PROBLEM TO WORK ON:
From the entries that follow, copy each line in which "house" appears.

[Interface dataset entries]
------------

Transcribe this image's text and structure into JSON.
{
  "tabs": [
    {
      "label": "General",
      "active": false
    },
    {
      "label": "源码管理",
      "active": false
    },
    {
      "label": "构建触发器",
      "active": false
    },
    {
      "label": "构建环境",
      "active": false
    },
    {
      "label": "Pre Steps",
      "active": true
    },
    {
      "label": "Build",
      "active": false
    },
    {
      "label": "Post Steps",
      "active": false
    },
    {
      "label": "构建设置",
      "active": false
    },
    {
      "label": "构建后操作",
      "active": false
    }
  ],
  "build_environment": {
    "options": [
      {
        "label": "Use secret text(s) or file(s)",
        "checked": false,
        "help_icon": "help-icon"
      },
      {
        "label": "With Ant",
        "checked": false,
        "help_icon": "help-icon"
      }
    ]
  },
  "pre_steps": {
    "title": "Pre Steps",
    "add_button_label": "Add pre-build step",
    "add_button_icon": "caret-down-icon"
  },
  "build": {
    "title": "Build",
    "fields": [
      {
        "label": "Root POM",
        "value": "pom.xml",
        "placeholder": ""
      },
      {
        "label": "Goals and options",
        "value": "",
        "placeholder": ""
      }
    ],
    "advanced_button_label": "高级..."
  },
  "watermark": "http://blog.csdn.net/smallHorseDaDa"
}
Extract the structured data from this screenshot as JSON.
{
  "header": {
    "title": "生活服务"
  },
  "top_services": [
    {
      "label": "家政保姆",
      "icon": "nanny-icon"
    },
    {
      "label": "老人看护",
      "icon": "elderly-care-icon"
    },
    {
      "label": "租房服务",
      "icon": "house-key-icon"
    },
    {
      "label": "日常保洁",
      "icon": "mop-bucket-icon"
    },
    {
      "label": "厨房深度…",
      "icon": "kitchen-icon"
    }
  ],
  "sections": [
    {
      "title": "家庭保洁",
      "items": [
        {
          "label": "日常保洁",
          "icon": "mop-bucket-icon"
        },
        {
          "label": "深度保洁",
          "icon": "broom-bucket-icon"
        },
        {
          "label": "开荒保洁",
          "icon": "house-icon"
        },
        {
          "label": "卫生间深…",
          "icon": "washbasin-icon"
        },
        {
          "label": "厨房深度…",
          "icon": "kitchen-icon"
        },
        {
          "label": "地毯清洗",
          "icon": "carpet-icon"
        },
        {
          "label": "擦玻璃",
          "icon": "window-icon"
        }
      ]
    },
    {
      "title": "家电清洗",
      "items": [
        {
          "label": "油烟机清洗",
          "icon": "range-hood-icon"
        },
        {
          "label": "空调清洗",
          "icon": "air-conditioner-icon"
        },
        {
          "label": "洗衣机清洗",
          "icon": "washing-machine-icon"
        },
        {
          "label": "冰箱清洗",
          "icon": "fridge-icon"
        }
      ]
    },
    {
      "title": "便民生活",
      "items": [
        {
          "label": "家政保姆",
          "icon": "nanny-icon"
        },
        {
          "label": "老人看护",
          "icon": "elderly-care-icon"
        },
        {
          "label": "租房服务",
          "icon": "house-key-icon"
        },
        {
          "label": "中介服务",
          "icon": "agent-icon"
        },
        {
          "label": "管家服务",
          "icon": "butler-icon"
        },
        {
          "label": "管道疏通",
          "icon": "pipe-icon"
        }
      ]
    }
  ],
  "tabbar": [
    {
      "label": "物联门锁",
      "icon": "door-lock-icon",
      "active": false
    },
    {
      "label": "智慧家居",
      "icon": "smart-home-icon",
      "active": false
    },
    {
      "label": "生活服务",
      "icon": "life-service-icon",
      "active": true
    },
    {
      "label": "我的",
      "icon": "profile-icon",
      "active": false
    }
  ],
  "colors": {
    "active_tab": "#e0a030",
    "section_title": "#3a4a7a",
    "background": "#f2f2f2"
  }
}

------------

ANSWER:
      "icon": "house-key-icon"
          "icon": "house-icon"
          "icon": "house-key-icon"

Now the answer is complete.